- [Problem to work on]:
Filter the listing for lines containing "icon".
[Start of section]
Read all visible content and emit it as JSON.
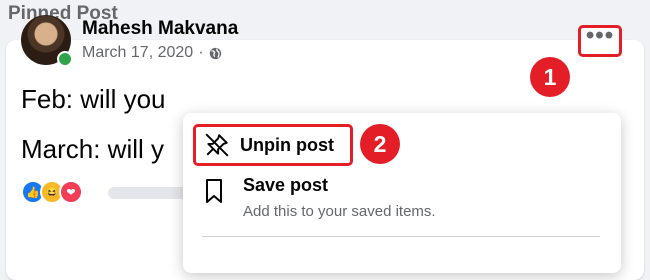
{
  "section": {
    "title": "Pinned Post"
  },
  "post": {
    "author": "Mahesh Makvana",
    "date": "March 17, 2020",
    "separator": "·",
    "lines": [
      "Feb: will you",
      "March: will y"
    ],
    "reactions": [
      "like-icon",
      "haha-icon",
      "love-icon"
    ]
  },
  "menu": {
    "more_button": "•••",
    "items": [
      {
        "label": "Unpin post",
        "icon": "unpin-icon"
      },
      {
        "label": "Save post",
        "description": "Add this to your saved items.",
        "icon": "bookmark-icon"
      }
    ]
  },
  "annotations": {
    "step1": "1",
    "step2": "2"
  },
  "colors": {
    "highlight": "#e41e26",
    "online": "#31a24c",
    "like": "#1877f2",
    "haha": "#f7b928",
    "love": "#f33e58"
  }
}
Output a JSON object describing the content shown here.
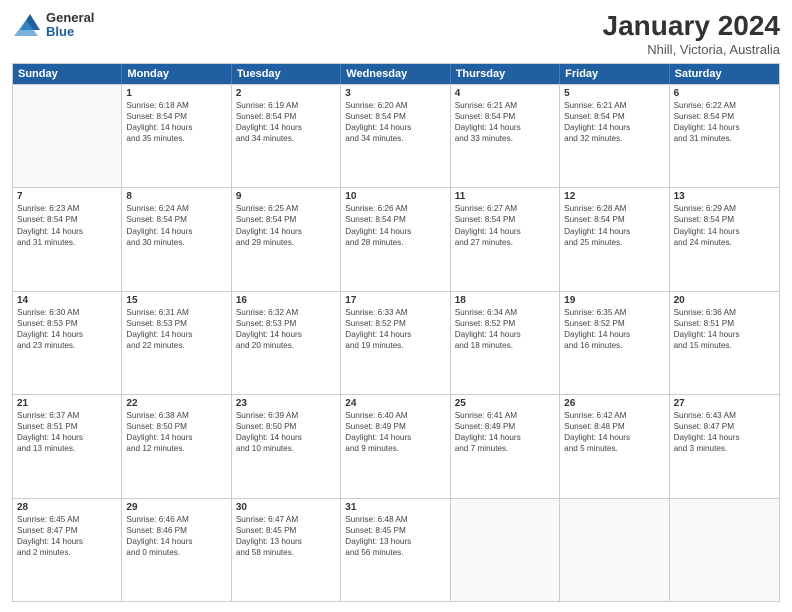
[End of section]
- [Your solution]:
      "like-icon",
      "haha-icon",
      "love-icon"
        "icon": "unpin-icon"
        "icon": "bookmark-icon"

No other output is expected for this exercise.